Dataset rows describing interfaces
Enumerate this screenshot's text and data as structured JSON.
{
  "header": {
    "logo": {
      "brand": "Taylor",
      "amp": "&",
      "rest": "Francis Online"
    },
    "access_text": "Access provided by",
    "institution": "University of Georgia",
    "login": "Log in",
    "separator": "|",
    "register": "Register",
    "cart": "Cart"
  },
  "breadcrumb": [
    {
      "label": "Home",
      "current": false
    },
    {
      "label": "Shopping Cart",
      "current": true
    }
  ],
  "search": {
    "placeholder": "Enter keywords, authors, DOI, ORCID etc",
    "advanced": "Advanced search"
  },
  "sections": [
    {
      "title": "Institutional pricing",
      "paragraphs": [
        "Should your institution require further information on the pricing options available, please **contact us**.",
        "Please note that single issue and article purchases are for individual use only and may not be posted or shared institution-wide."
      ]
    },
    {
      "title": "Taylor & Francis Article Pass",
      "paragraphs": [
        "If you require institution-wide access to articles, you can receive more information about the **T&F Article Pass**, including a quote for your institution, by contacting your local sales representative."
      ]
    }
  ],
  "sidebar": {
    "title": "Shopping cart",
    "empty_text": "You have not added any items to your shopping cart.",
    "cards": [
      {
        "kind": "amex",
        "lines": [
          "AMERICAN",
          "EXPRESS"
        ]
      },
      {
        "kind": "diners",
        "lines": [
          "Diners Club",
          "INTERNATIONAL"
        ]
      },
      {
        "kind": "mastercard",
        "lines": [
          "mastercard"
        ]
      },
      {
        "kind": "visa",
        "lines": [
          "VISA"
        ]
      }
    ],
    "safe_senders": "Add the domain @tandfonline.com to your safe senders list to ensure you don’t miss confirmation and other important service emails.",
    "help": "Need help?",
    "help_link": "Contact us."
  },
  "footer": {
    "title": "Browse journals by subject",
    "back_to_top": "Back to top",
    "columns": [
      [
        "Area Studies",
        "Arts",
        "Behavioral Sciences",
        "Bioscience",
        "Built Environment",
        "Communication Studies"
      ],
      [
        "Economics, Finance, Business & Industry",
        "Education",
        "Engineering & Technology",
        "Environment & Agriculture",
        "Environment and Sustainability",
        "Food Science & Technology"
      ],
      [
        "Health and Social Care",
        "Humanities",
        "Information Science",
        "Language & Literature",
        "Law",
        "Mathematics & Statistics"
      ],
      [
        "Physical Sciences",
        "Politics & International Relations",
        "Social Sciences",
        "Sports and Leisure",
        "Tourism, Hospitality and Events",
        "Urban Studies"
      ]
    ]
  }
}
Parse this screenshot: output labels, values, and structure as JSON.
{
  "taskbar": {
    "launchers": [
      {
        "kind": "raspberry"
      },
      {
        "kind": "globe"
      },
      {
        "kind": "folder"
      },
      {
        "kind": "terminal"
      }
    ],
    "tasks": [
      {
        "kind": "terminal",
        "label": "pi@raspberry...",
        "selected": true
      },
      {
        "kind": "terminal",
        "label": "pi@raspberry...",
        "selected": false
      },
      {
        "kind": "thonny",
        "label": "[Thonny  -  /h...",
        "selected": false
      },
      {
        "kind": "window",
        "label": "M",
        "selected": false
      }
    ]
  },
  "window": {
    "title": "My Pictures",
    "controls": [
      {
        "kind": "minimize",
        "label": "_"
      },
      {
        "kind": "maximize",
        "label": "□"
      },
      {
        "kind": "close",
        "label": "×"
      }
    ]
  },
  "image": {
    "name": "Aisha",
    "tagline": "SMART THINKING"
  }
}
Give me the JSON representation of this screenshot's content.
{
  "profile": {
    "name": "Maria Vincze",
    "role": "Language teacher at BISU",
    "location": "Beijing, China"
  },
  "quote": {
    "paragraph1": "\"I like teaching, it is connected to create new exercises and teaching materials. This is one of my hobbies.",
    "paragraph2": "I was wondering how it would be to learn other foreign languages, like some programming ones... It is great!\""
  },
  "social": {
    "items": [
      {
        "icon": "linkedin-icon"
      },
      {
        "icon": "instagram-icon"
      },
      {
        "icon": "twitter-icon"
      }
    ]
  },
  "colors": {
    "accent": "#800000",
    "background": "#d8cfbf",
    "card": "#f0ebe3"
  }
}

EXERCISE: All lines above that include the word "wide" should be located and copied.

COMPLETED EXERCISE:
        "Please note that single issue and article purchases are for individual use only and may not be posted or shared institution-wide."
        "If you require institution-wide access to articles, you can receive more information about the **T&F Article Pass**, including a quote for your institution, by contacting your local sales representative."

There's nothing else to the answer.